Start of Dataset entries

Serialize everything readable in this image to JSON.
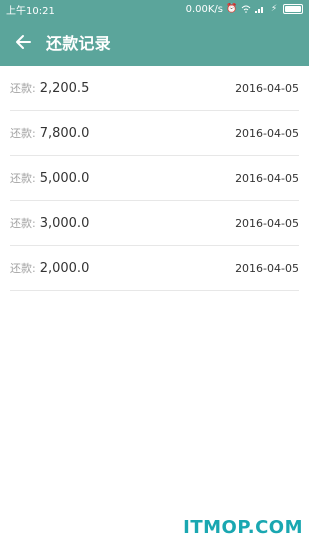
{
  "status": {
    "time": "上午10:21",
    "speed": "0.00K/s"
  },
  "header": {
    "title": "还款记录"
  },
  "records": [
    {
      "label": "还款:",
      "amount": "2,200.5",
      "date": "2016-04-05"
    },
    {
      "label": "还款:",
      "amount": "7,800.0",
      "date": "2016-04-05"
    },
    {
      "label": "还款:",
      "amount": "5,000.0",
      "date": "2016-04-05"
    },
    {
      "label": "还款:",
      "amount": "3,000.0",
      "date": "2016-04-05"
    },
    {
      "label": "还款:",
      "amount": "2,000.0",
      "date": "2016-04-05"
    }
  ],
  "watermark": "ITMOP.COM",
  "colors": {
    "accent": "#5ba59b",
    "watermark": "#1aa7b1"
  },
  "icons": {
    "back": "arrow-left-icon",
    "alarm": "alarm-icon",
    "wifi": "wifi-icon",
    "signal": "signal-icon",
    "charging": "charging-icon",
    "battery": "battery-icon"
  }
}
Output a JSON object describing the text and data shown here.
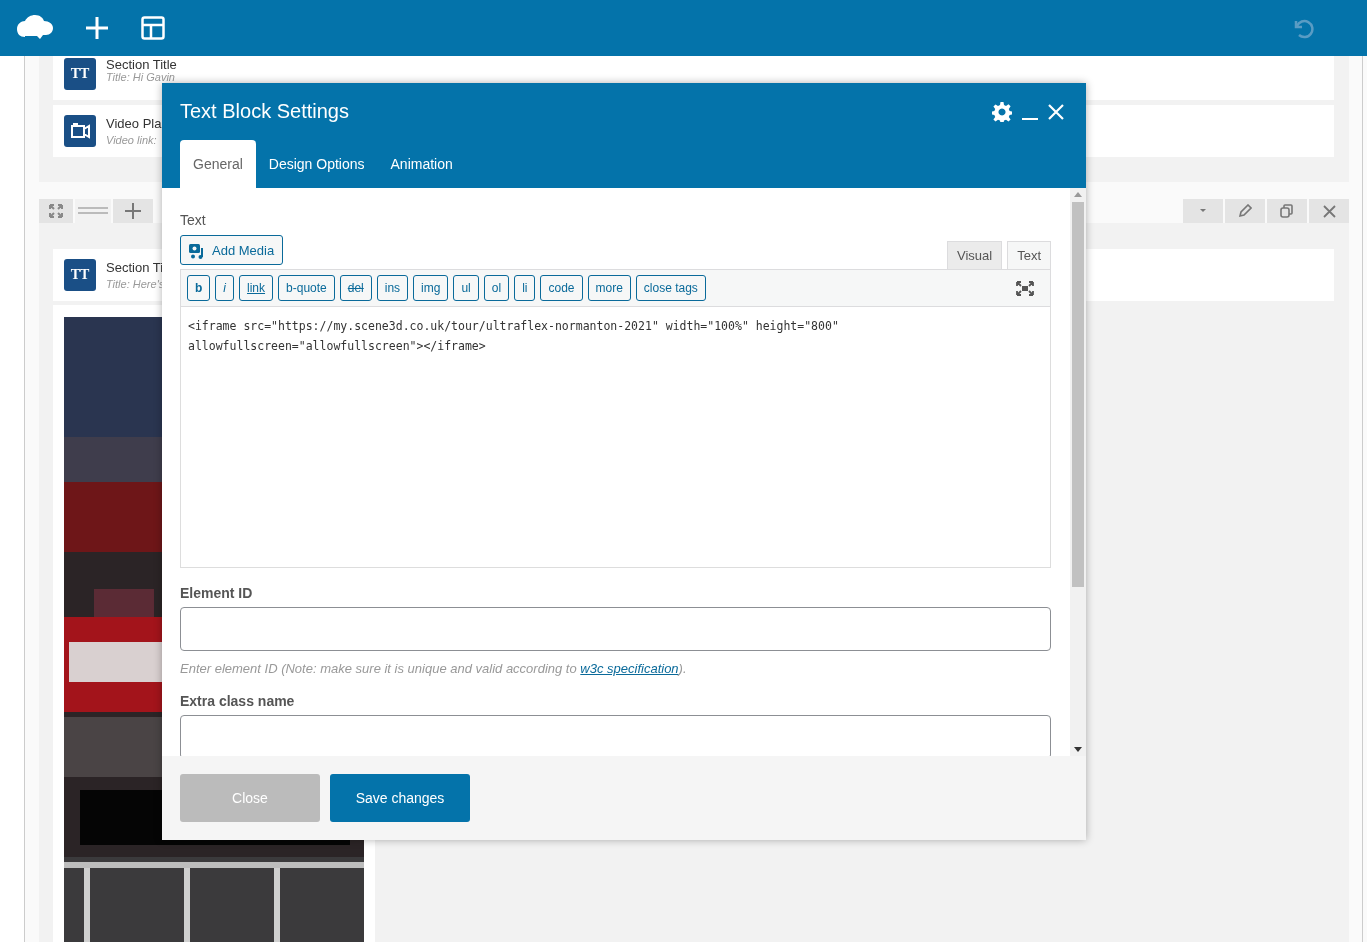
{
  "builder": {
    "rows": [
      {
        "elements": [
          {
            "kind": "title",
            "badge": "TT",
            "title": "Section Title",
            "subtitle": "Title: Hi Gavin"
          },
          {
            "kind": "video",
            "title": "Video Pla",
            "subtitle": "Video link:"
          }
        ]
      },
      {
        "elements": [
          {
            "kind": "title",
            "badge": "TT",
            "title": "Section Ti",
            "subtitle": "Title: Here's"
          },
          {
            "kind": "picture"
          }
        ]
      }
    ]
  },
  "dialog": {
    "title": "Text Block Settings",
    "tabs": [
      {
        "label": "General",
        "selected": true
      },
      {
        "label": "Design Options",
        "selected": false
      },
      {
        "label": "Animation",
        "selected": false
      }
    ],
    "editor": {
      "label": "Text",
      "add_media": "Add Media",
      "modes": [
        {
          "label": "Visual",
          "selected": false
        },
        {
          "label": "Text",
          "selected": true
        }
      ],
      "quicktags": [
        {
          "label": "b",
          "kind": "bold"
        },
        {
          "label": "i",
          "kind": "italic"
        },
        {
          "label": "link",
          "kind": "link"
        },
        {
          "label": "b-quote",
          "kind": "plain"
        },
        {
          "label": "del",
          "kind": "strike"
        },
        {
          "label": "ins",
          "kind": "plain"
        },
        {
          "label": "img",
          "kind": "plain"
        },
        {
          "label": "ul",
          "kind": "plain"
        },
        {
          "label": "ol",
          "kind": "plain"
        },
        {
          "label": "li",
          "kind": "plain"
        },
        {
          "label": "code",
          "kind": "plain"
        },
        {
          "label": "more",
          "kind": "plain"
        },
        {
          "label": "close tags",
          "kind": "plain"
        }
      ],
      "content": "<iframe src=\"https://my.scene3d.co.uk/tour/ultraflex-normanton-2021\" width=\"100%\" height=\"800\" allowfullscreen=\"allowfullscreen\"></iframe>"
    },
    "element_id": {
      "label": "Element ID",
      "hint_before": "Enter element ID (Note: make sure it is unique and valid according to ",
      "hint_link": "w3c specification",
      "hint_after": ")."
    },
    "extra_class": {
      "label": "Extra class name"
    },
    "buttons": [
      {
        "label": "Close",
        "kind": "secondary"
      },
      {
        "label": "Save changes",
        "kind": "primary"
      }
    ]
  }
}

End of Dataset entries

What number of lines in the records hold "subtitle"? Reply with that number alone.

3